[[ ENTRIES PROVIDED, beginning ]]

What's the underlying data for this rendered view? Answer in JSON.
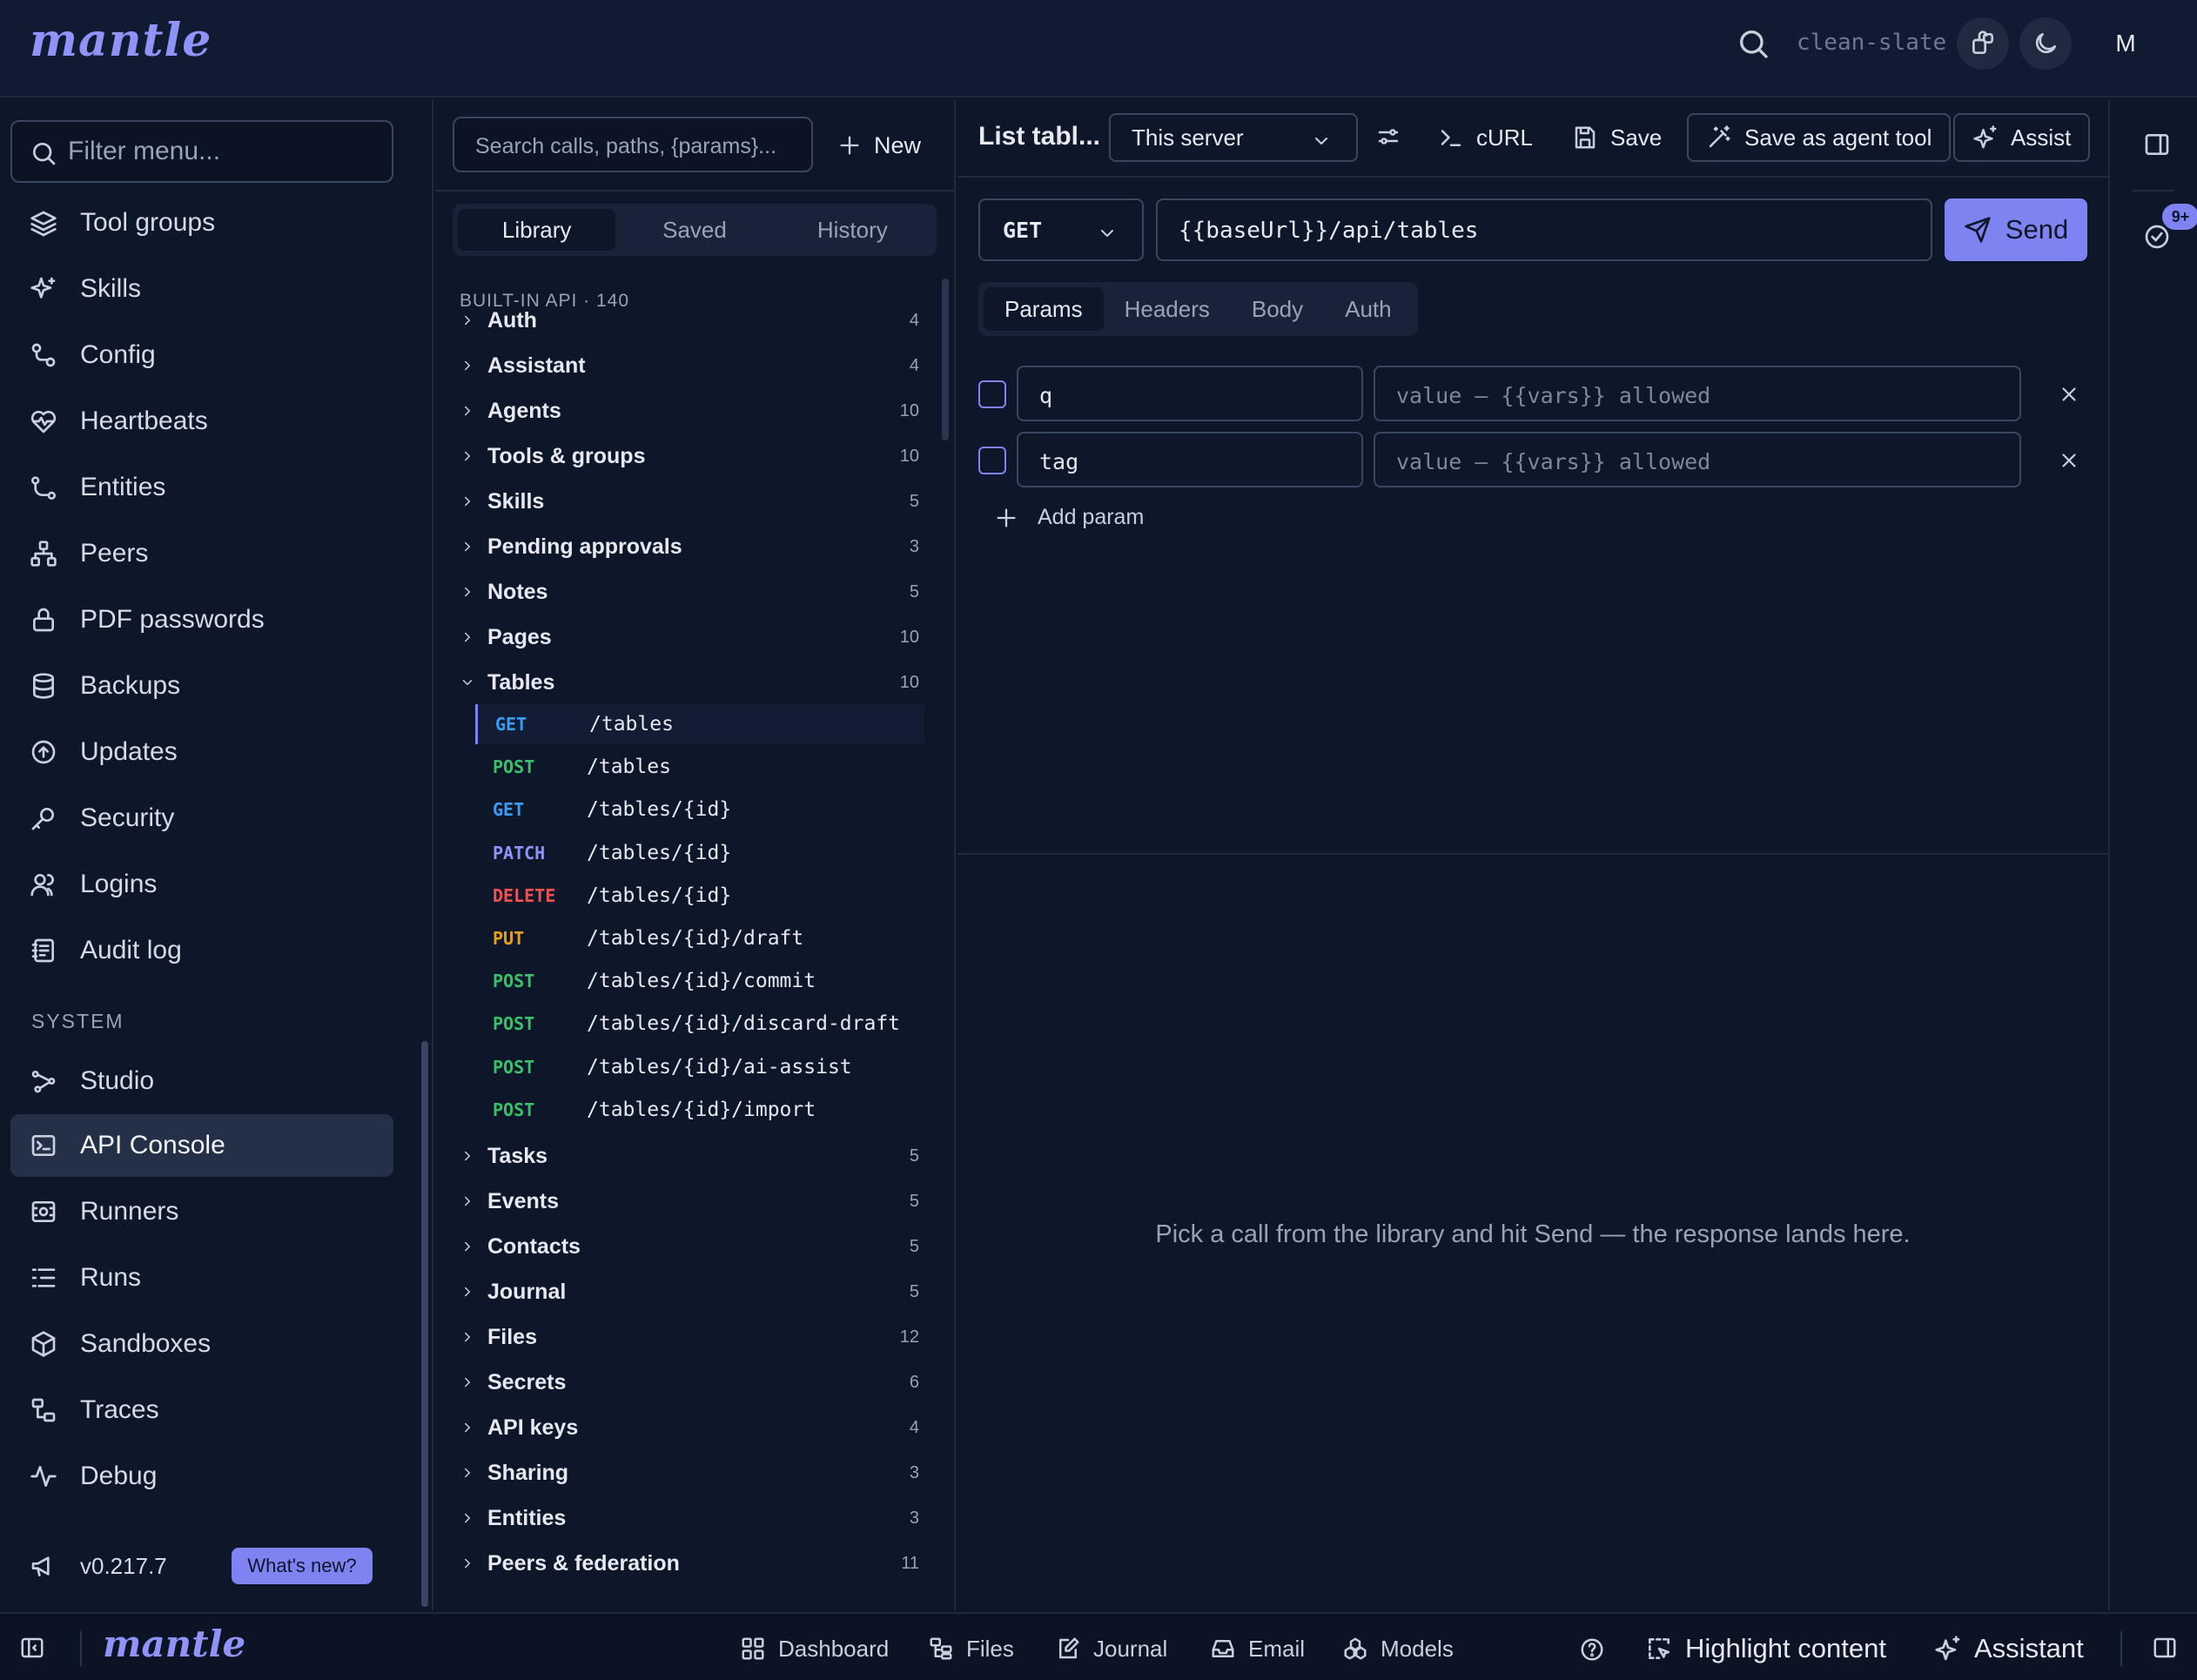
{
  "app": {
    "logo": "mantle",
    "workspace": "clean-slate",
    "avatar_initial": "M"
  },
  "sidebar": {
    "filter_placeholder": "Filter menu...",
    "items": [
      {
        "label": "Tool groups",
        "icon": "layers-icon"
      },
      {
        "label": "Skills",
        "icon": "sparkles-icon"
      },
      {
        "label": "Config",
        "icon": "config-icon"
      },
      {
        "label": "Heartbeats",
        "icon": "heart-pulse-icon"
      },
      {
        "label": "Entities",
        "icon": "entities-icon"
      },
      {
        "label": "Peers",
        "icon": "network-icon"
      },
      {
        "label": "PDF passwords",
        "icon": "lock-icon"
      },
      {
        "label": "Backups",
        "icon": "database-icon"
      },
      {
        "label": "Updates",
        "icon": "arrow-up-circle-icon"
      },
      {
        "label": "Security",
        "icon": "key-icon"
      },
      {
        "label": "Logins",
        "icon": "users-icon"
      },
      {
        "label": "Audit log",
        "icon": "audit-log-icon"
      }
    ],
    "system_label": "SYSTEM",
    "system_items": [
      {
        "label": "Studio",
        "icon": "studio-icon"
      },
      {
        "label": "API Console",
        "icon": "terminal-icon",
        "active": true
      },
      {
        "label": "Runners",
        "icon": "runners-icon"
      },
      {
        "label": "Runs",
        "icon": "list-icon"
      },
      {
        "label": "Sandboxes",
        "icon": "box-icon"
      },
      {
        "label": "Traces",
        "icon": "traces-icon"
      },
      {
        "label": "Debug",
        "icon": "activity-icon"
      }
    ],
    "version": "v0.217.7",
    "whats_new": "What's new?"
  },
  "library": {
    "search_placeholder": "Search calls, paths, {params}...",
    "new_label": "New",
    "tabs": [
      {
        "label": "Library",
        "active": true
      },
      {
        "label": "Saved"
      },
      {
        "label": "History"
      }
    ],
    "section_label": "BUILT-IN API · 140",
    "groups": [
      {
        "name": "Auth",
        "count": "4"
      },
      {
        "name": "Assistant",
        "count": "4"
      },
      {
        "name": "Agents",
        "count": "10"
      },
      {
        "name": "Tools & groups",
        "count": "10"
      },
      {
        "name": "Skills",
        "count": "5"
      },
      {
        "name": "Pending approvals",
        "count": "3"
      },
      {
        "name": "Notes",
        "count": "5"
      },
      {
        "name": "Pages",
        "count": "10"
      },
      {
        "name": "Tables",
        "count": "10",
        "expanded": true
      }
    ],
    "endpoints": [
      {
        "method": "GET",
        "path": "/tables",
        "selected": true
      },
      {
        "method": "POST",
        "path": "/tables"
      },
      {
        "method": "GET",
        "path": "/tables/{id}"
      },
      {
        "method": "PATCH",
        "path": "/tables/{id}"
      },
      {
        "method": "DELETE",
        "path": "/tables/{id}"
      },
      {
        "method": "PUT",
        "path": "/tables/{id}/draft"
      },
      {
        "method": "POST",
        "path": "/tables/{id}/commit"
      },
      {
        "method": "POST",
        "path": "/tables/{id}/discard-draft"
      },
      {
        "method": "POST",
        "path": "/tables/{id}/ai-assist"
      },
      {
        "method": "POST",
        "path": "/tables/{id}/import"
      }
    ],
    "groups_after": [
      {
        "name": "Tasks",
        "count": "5"
      },
      {
        "name": "Events",
        "count": "5"
      },
      {
        "name": "Contacts",
        "count": "5"
      },
      {
        "name": "Journal",
        "count": "5"
      },
      {
        "name": "Files",
        "count": "12"
      },
      {
        "name": "Secrets",
        "count": "6"
      },
      {
        "name": "API keys",
        "count": "4"
      },
      {
        "name": "Sharing",
        "count": "3"
      },
      {
        "name": "Entities",
        "count": "3"
      },
      {
        "name": "Peers & federation",
        "count": "11"
      }
    ],
    "method_colors": {
      "GET": "#3b9cf5",
      "POST": "#38c06a",
      "PATCH": "#8f93f7",
      "DELETE": "#f05252",
      "PUT": "#e5a11a"
    }
  },
  "request": {
    "title": "List tabl...",
    "server": "This server",
    "toolbar": {
      "curl": "cURL",
      "save": "Save",
      "save_agent": "Save as agent tool",
      "assist": "Assist"
    },
    "method": "GET",
    "url": "{{baseUrl}}/api/tables",
    "send": "Send",
    "tabs": [
      {
        "label": "Params",
        "active": true
      },
      {
        "label": "Headers"
      },
      {
        "label": "Body"
      },
      {
        "label": "Auth"
      }
    ],
    "params": [
      {
        "key": "q",
        "value_placeholder": "value — {{vars}} allowed"
      },
      {
        "key": "tag",
        "value_placeholder": "value — {{vars}} allowed"
      }
    ],
    "add_param": "Add param"
  },
  "response": {
    "empty": "Pick a call from the library and hit Send — the response lands here."
  },
  "rightrail": {
    "badge": "9+"
  },
  "statusbar": {
    "logo": "mantle",
    "links": [
      {
        "label": "Dashboard",
        "icon": "dashboard-icon"
      },
      {
        "label": "Files",
        "icon": "files-icon"
      },
      {
        "label": "Journal",
        "icon": "journal-icon"
      },
      {
        "label": "Email",
        "icon": "inbox-icon"
      },
      {
        "label": "Models",
        "icon": "models-icon"
      }
    ],
    "highlight": "Highlight content",
    "assistant": "Assistant"
  },
  "colors": {
    "accent": "#7f83f2",
    "background": "#0e1629",
    "panel": "#182238",
    "border": "#3a4660"
  }
}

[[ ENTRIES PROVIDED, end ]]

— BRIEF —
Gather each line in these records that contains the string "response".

— RESULT OF THIS TASK —
  "response": {
    "empty": "Pick a call from the library and hit Send — the response lands here."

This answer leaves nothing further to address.